Dear Money-Grabber: This is technically not correct. The Developing Economies want the Developed Economies to invest money to help them do their part in creating the Future the Developed Economies Want. The Developed Economies want a future in which the Developing Economies will not interfere. In other words, they want the Developing Economies to stay Developing. But it's more complex than that. The Developing Economies want to become Developed. They want to add to the mess that the Developed Economies got us all into. They want the Developed Economies to invest in them not making a bigger mess. The Developed Economies say: He who createth the bigger mess must footeth the bigger bill. In classical literature, this is called a lose-lose situation. In business, it's called unsustainable development.

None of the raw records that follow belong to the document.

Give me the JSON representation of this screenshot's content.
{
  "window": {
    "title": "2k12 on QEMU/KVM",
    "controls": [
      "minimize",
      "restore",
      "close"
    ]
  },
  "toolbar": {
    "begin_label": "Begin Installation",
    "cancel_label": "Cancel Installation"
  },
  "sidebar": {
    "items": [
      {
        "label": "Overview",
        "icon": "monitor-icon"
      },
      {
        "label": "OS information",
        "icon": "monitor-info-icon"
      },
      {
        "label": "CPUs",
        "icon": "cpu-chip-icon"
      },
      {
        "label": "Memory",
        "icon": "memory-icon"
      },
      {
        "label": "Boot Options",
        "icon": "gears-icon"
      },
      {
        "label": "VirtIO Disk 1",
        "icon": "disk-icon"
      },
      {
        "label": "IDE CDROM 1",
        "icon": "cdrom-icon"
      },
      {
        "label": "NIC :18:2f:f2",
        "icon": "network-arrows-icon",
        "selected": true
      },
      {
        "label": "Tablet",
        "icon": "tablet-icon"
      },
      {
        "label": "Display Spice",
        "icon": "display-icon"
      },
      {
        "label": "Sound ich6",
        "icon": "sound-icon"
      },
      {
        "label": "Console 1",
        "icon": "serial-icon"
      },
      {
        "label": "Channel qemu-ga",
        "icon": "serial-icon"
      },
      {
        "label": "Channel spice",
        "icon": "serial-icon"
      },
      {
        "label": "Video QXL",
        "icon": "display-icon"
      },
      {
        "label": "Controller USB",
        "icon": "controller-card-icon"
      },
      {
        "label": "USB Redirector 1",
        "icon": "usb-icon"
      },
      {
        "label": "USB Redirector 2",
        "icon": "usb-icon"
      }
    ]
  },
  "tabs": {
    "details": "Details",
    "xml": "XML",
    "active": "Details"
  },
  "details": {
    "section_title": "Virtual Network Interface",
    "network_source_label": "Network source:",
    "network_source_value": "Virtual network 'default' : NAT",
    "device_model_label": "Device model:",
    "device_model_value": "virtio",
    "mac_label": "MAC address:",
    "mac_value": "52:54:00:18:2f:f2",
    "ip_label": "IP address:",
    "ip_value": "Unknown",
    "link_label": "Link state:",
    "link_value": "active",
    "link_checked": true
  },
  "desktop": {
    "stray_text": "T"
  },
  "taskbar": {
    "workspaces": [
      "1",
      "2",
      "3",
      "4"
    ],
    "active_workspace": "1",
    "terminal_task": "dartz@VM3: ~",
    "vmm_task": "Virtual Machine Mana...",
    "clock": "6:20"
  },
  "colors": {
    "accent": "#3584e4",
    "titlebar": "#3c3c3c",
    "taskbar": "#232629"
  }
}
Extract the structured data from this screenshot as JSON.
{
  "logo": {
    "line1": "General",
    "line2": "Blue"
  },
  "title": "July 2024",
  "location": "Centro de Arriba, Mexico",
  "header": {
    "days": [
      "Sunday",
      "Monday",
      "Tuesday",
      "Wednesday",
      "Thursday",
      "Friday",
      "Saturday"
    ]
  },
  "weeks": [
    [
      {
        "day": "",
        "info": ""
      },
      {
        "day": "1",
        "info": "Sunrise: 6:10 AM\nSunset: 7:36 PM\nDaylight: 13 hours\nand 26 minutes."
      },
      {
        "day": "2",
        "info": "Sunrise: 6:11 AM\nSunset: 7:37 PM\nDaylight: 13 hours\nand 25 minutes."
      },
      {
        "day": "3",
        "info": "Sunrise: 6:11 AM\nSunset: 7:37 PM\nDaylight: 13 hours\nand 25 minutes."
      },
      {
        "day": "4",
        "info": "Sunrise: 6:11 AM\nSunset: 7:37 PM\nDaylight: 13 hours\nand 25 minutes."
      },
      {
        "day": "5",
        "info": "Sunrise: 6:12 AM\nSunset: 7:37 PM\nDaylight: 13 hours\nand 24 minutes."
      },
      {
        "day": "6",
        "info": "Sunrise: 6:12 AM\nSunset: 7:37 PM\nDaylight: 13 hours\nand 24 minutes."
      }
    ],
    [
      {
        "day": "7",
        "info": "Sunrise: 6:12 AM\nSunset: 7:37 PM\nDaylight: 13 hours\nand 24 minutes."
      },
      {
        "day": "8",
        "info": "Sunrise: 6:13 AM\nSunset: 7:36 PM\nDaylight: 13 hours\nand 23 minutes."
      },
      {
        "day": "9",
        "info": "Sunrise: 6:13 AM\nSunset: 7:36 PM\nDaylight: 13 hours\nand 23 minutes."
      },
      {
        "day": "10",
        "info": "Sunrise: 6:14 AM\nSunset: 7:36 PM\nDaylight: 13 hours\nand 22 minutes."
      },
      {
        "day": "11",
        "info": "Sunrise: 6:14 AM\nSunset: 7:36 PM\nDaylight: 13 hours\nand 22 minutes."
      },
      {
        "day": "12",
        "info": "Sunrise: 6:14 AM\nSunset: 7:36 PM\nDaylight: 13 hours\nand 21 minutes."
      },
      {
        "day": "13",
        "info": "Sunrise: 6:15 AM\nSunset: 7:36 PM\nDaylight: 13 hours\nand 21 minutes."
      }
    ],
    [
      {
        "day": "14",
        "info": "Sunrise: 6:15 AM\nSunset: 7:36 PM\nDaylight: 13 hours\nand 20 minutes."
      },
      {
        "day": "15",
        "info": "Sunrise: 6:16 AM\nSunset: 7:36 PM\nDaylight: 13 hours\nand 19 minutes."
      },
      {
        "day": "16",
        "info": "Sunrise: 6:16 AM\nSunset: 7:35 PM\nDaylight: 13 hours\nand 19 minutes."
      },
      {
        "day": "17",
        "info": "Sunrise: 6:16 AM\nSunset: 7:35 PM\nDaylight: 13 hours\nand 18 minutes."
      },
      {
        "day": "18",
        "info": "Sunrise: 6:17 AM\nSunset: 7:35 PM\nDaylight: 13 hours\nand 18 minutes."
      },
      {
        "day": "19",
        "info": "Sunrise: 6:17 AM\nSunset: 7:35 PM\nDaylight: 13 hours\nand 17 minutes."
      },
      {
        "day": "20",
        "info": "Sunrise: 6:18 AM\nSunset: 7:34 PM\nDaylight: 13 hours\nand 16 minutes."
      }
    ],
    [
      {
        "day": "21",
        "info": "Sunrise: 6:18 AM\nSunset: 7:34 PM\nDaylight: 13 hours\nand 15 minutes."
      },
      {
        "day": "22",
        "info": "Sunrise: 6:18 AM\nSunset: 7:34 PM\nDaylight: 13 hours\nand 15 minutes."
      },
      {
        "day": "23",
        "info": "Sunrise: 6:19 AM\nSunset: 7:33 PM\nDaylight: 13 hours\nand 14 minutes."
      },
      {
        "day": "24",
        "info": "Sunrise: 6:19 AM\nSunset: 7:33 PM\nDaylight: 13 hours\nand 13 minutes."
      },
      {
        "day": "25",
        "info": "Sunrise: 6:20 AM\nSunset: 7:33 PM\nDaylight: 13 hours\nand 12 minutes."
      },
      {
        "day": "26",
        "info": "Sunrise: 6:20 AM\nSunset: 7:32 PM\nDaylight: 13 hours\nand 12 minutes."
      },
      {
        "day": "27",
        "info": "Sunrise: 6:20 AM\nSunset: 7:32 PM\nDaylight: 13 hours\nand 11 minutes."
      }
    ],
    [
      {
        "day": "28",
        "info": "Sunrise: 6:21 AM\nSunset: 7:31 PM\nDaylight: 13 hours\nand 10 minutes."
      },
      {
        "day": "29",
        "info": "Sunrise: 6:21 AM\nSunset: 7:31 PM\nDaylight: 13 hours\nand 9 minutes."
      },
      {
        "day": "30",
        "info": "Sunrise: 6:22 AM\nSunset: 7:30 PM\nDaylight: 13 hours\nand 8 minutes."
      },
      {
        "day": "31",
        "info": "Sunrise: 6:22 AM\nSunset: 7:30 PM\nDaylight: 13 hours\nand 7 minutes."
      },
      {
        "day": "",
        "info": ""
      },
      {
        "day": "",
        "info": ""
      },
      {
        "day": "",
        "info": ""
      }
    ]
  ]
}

Dear Dr. Sustainability: I read that a recent poll by Globescan showed that nearly eight in ten (78%) sustainability experts believe the current economic system must be substantially overhauled and a similar percentage (77%) say that major catastrophes will need to occur before governments will act on sustainability. Are you one of the 78% of sustainability experts?
Dear Wiseguy: I did not participate in the poll. It must have gone into my spam. However, I concur with the fact that the current economic system must be overhauled. Where I am undecided is exactly what it must be hauled over. Over the heads of Prime Ministers and Presidents, I suppose. I agree about major catastrophes. A good catastrophe is always a catalyst for action. Hurray for catastrophes. What would we do without them? Apart from save on Xanax expenses.
Dear Dr. Sustainability: After Rio+20, will I be able to sleep any easier at night ?
Dear Insomniac: Oh sure. If you destroy your neighbors' kids BoomBox. But more importantly, your great-great grandchildren will be able to sleep a lot too. In fact, the planet will be so sustainable, they'll be bored out of their minds.
elaine cohen, CSR consultant, winning (CRRA'12) Sustainability Reporter, HR Professional, Ice Cream Addict. Author of CSR for HR: A necessary partnership for advancing responsible business practices Contact me via www.twitter.com/elainecohen on Twitter or via my business website www.b-yond.biz (Beyond Business Ltd, an inspired CSR consulting and Sustainability Reporting firm)